The detailed results will be looked at with the teen who, as so often before, joins in the whole process. This is not a quick exam with an instant result. Their role is to help family members cope with the terminal illness as well as make plans for special doctor's orders such as "Do Not Resuscitate" paperwork, and funeral or cremation services.
With greater insight into the dynamics of their substance abuse, clients are better equipped to make another attempt at recovery, and ultimately, to succeed.
It may take some time for all this to be completed. Clients move in and out of recovery stages in a nonlinear process. See chapters 2 and 3 for a discussion of the stages of change. One technique is to allow the members to decide exactly how they will introduce themselves.
As clients take their first steps toward a life centered on healthy sources of satisfaction, they need strong support, a high degree of structure, positive human connections, and active leadership.
Stage 5 — Closure Adjourning: The aim throughout the entire and on-going process is to build the skills and the confidence of the trouble teen so that they can stand on their two feet and become a valued and valuable member of society.
Now this step is essential. As a facilitator, knowing what to look for and how to manage the challenges can have a big impact on how your group progresses. Also, to establish a stable working group, a relatively active leader emphasizes therapeutic factors like hope, group cohesion, and universality.
Students who have abandonment issues may become especially argumentative or unruly. Finally, modelling elements of good termination in general counselling can help the client terminate other relationships such as with partners in their personal life more effectively.
When strong emotions are expressed and discussed in group, the leader needs to modulate the expression of emerging feelings, delicately balancing a tolerable degree of expression and a level so overwhelming that it inhibits positive change or leads to a desire to return to substance use to manage the intensity.Step 5: EVALUATION, FOLLOW-UP, TERMINATION 0R REFERAL For the beginning counselor, it is difficult to think of terminating the counseling process, as they are more concerned with beginning the counseling process.
However, all counseling successful termination. 5 Stages of Treatment This chapter describes the characteristics of the early, middle, and late stages of treatment. Each stage differs in the condition of clients, effective therapeutic strategies, and optimal leadership characteristics.
Five Stages of Counseling An At-Risk Youth We know there are many teens who have problems. Some teens are deeper into strife than others but each at-risk young person needs professional help.
The Counseling Process The Professional Counselor One of the most significant factors affecting the lives of clients is the makeup of the professional counselor. The professional counselor recognizes the need to shape academic training and skills into a fine instrument.

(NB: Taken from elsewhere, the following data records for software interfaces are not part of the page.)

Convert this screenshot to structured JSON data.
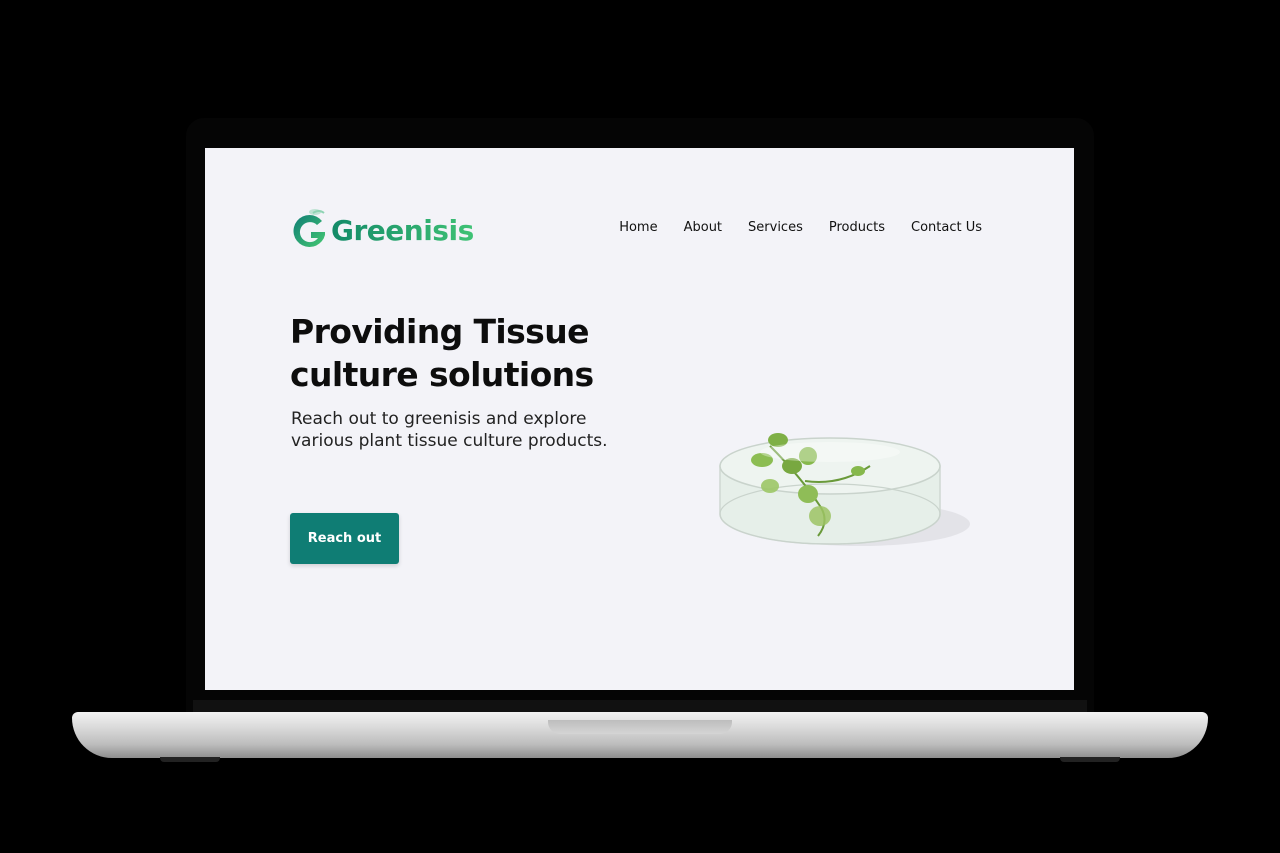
{
  "brand": {
    "name": "Greenisis",
    "color": "#22a66e"
  },
  "nav": {
    "items": [
      {
        "label": "Home"
      },
      {
        "label": "About"
      },
      {
        "label": "Services"
      },
      {
        "label": "Products"
      },
      {
        "label": "Contact Us"
      }
    ]
  },
  "hero": {
    "title": "Providing Tissue culture solutions",
    "subtitle": "Reach out to greenisis and explore various plant tissue culture products.",
    "cta_label": "Reach out",
    "cta_color": "#0f7d74",
    "image_icon": "petri-dish-plant-image"
  },
  "colors": {
    "page_background": "#f3f3f8",
    "device_background": "#000000"
  }
}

The Active Placebo The active placebo concept refers to the fact that counselor and client expectations.Download